Three years ago Anderson was in a mainstream-sounding folk act called Backdraft: The Musical that never really picked up steam, and one year ago she was making home music videos for an audience of mostly people she knew. Then, in December, she wound up on YouTube's home page, and by February she was making enough money on iTunes sales to quit her day job and start touring the country.
She realizes that it takes more than talent to get where she is today and is understandably wary about her continued success. She wasn't in a glasses mood at a recent show and thought about wearing contacts. Probably it wouldn't matter at all, but when things are going this well, you don't screw with them. She wore her glasses.
Obviously, it's working. As she's being interviewed in a coffee shop, Anderson is recognized. The barista isn't sure at first, but eventually, after she sees the recorder and overhears something about songwriting, she decides to go in the back and play some Danielle Ate the Sandwich over the PA.
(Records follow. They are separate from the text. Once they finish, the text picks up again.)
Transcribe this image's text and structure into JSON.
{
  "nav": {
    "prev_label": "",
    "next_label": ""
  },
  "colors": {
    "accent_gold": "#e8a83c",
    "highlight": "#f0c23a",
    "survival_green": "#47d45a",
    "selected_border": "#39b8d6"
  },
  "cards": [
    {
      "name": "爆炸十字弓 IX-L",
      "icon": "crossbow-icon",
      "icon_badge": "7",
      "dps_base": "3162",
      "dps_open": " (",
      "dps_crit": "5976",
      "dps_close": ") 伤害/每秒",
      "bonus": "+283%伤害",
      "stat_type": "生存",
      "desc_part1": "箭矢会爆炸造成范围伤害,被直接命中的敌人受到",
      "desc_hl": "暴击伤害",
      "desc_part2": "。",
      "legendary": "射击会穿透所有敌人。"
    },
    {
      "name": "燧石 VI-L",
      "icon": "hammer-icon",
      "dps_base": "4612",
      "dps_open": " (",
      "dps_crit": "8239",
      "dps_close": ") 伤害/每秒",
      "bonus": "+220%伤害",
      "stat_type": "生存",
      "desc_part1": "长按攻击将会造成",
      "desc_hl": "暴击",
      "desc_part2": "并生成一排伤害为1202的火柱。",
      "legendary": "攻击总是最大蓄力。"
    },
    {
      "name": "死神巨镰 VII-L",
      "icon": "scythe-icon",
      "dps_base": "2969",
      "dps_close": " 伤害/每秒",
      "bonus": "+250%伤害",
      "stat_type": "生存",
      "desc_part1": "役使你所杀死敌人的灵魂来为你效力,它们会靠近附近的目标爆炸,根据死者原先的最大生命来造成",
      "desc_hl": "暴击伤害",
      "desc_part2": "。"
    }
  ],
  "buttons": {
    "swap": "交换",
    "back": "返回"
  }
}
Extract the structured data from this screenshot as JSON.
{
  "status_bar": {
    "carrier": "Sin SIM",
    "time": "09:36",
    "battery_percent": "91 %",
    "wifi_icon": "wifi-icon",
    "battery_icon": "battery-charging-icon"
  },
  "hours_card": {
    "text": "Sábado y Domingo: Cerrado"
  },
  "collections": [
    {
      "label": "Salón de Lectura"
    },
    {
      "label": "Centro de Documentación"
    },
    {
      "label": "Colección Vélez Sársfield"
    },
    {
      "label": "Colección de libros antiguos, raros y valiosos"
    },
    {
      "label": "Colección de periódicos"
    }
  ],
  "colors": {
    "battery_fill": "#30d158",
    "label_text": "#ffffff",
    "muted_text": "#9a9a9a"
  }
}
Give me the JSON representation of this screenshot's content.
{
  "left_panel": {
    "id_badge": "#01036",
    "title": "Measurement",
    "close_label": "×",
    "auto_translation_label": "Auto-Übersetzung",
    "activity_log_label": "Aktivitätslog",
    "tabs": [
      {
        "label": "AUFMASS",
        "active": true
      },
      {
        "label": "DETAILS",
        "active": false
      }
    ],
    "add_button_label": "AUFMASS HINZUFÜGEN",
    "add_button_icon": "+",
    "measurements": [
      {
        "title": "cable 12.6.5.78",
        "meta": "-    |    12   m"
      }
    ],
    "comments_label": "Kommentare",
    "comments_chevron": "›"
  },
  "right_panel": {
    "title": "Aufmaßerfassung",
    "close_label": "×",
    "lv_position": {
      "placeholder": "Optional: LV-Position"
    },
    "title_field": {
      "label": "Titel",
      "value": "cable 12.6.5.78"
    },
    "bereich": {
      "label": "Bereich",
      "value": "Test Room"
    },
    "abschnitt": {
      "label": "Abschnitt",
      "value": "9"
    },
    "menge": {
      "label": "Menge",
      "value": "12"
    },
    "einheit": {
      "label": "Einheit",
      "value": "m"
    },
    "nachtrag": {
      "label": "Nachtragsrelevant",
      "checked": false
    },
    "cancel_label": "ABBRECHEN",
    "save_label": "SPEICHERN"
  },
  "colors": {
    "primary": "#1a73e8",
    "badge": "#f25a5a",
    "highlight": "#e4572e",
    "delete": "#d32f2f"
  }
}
"I'm so embarrassed and flattered at the same time," Anderson says after a few seconds of shocked recognition.
The barista's roommate, it turns out, is a fan. A little later, she brings out the roommate's sunglasses and asks Anderson to sign them. They're bright-orange Wayfarer knockoffs made with dull plastic by Volcom. On the back of the frame in Sharpie, Anderson writes: "Bailey — You wasted your money on these glasses. — Danielle Ate the Sandwich."